### Task requirements
Each record needs to be retyped exactly, though its pictures should not appear.

Data records for software interfaces
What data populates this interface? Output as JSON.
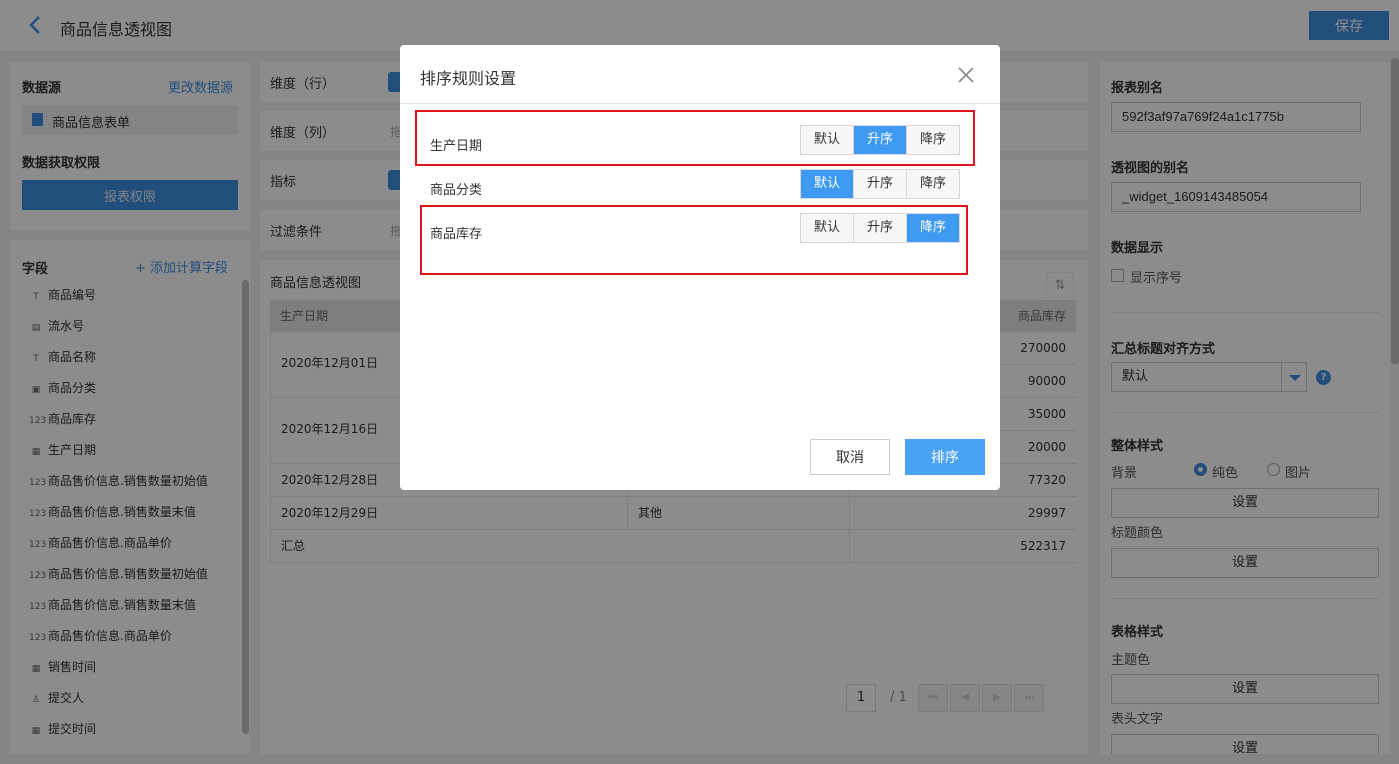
{
  "header": {
    "title": "商品信息透视图",
    "save_label": "保存"
  },
  "left": {
    "datasource_title": "数据源",
    "change_datasource": "更改数据源",
    "datasource_name": "商品信息表单",
    "permission_title": "数据获取权限",
    "permission_button": "报表权限",
    "fields_title": "字段",
    "add_calc_field": "+ 添加计算字段",
    "fields": [
      {
        "icon": "T",
        "label": "商品编号"
      },
      {
        "icon": "▤",
        "label": "流水号"
      },
      {
        "icon": "T",
        "label": "商品名称"
      },
      {
        "icon": "▣",
        "label": "商品分类"
      },
      {
        "icon": "123",
        "label": "商品库存"
      },
      {
        "icon": "▦",
        "label": "生产日期"
      },
      {
        "icon": "123",
        "label": "商品售价信息.销售数量初始值"
      },
      {
        "icon": "123",
        "label": "商品售价信息.销售数量末值"
      },
      {
        "icon": "123",
        "label": "商品售价信息.商品单价"
      },
      {
        "icon": "123",
        "label": "商品售价信息.销售数量初始值"
      },
      {
        "icon": "123",
        "label": "商品售价信息.销售数量末值"
      },
      {
        "icon": "123",
        "label": "商品售价信息.商品单价"
      },
      {
        "icon": "▦",
        "label": "销售时间"
      },
      {
        "icon": "♙",
        "label": "提交人"
      },
      {
        "icon": "▦",
        "label": "提交时间"
      }
    ]
  },
  "center": {
    "rows": [
      {
        "label": "维度（行）"
      },
      {
        "label": "维度（列）",
        "ghost": "拖"
      },
      {
        "label": "指标"
      },
      {
        "label": "过滤条件",
        "ghost": "拖"
      }
    ],
    "table_title": "商品信息透视图",
    "headers": {
      "date": "生产日期",
      "stock": "商品库存"
    },
    "groups": [
      {
        "date": "2020年12月01日",
        "values": [
          "270000",
          "90000"
        ]
      },
      {
        "date": "2020年12月16日",
        "values": [
          "35000",
          "20000"
        ]
      },
      {
        "date": "2020年12月28日",
        "values": [
          "77320"
        ]
      },
      {
        "date": "2020年12月29日",
        "category": "其他",
        "values": [
          "29997"
        ]
      }
    ],
    "total_label": "汇总",
    "total_value": "522317",
    "pager": {
      "page": "1",
      "total": "/ 1"
    }
  },
  "right": {
    "alias_label": "报表别名",
    "alias_value": "592f3af97a769f24a1c1775b",
    "widget_alias_label": "透视图的别名",
    "widget_alias_value": "_widget_1609143485054",
    "data_display_label": "数据显示",
    "show_index_label": "显示序号",
    "summary_align_label": "汇总标题对齐方式",
    "summary_align_value": "默认",
    "overall_style_label": "整体样式",
    "background_label": "背景",
    "bg_solid": "纯色",
    "bg_image": "图片",
    "set_label": "设置",
    "title_color_label": "标题颜色",
    "table_style_label": "表格样式",
    "theme_color_label": "主题色",
    "header_text_label": "表头文字"
  },
  "modal": {
    "title": "排序规则设置",
    "options": [
      "默认",
      "升序",
      "降序"
    ],
    "rows": [
      {
        "label": "生产日期",
        "selected": 1
      },
      {
        "label": "商品分类",
        "selected": 0
      },
      {
        "label": "商品库存",
        "selected": 2
      }
    ],
    "cancel_label": "取消",
    "confirm_label": "排序"
  },
  "colors": {
    "accent": "#3d8fe0",
    "highlight": "#e0141e"
  }
}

### Task answer
What data populates this interface? Output as JSON.
{
  "header": {
    "title": "商品信息透视图",
    "save_label": "保存"
  },
  "left": {
    "datasource_title": "数据源",
    "change_datasource": "更改数据源",
    "datasource_name": "商品信息表单",
    "permission_title": "数据获取权限",
    "permission_button": "报表权限",
    "fields_title": "字段",
    "add_calc_field": "+ 添加计算字段",
    "fields": [
      {
        "icon": "T",
        "label": "商品编号"
      },
      {
        "icon": "▤",
        "label": "流水号"
      },
      {
        "icon": "T",
        "label": "商品名称"
      },
      {
        "icon": "▣",
        "label": "商品分类"
      },
      {
        "icon": "123",
        "label": "商品库存"
      },
      {
        "icon": "▦",
        "label": "生产日期"
      },
      {
        "icon": "123",
        "label": "商品售价信息.销售数量初始值"
      },
      {
        "icon": "123",
        "label": "商品售价信息.销售数量末值"
      },
      {
        "icon": "123",
        "label": "商品售价信息.商品单价"
      },
      {
        "icon": "123",
        "label": "商品售价信息.销售数量初始值"
      },
      {
        "icon": "123",
        "label": "商品售价信息.销售数量末值"
      },
      {
        "icon": "123",
        "label": "商品售价信息.商品单价"
      },
      {
        "icon": "▦",
        "label": "销售时间"
      },
      {
        "icon": "♙",
        "label": "提交人"
      },
      {
        "icon": "▦",
        "label": "提交时间"
      }
    ]
  },
  "center": {
    "rows": [
      {
        "label": "维度（行）"
      },
      {
        "label": "维度（列）",
        "ghost": "拖"
      },
      {
        "label": "指标"
      },
      {
        "label": "过滤条件",
        "ghost": "拖"
      }
    ],
    "table_title": "商品信息透视图",
    "headers": {
      "date": "生产日期",
      "stock": "商品库存"
    },
    "groups": [
      {
        "date": "2020年12月01日",
        "values": [
          "270000",
          "90000"
        ]
      },
      {
        "date": "2020年12月16日",
        "values": [
          "35000",
          "20000"
        ]
      },
      {
        "date": "2020年12月28日",
        "values": [
          "77320"
        ]
      },
      {
        "date": "2020年12月29日",
        "category": "其他",
        "values": [
          "29997"
        ]
      }
    ],
    "total_label": "汇总",
    "total_value": "522317",
    "pager": {
      "page": "1",
      "total": "/ 1"
    }
  },
  "right": {
    "alias_label": "报表别名",
    "alias_value": "592f3af97a769f24a1c1775b",
    "widget_alias_label": "透视图的别名",
    "widget_alias_value": "_widget_1609143485054",
    "data_display_label": "数据显示",
    "show_index_label": "显示序号",
    "summary_align_label": "汇总标题对齐方式",
    "summary_align_value": "默认",
    "overall_style_label": "整体样式",
    "background_label": "背景",
    "bg_solid": "纯色",
    "bg_image": "图片",
    "set_label": "设置",
    "title_color_label": "标题颜色",
    "table_style_label": "表格样式",
    "theme_color_label": "主题色",
    "header_text_label": "表头文字"
  },
  "modal": {
    "title": "排序规则设置",
    "options": [
      "默认",
      "升序",
      "降序"
    ],
    "rows": [
      {
        "label": "生产日期",
        "selected": 1
      },
      {
        "label": "商品分类",
        "selected": 0
      },
      {
        "label": "商品库存",
        "selected": 2
      }
    ],
    "cancel_label": "取消",
    "confirm_label": "排序"
  },
  "colors": {
    "accent": "#3d8fe0",
    "highlight": "#e0141e"
  }
}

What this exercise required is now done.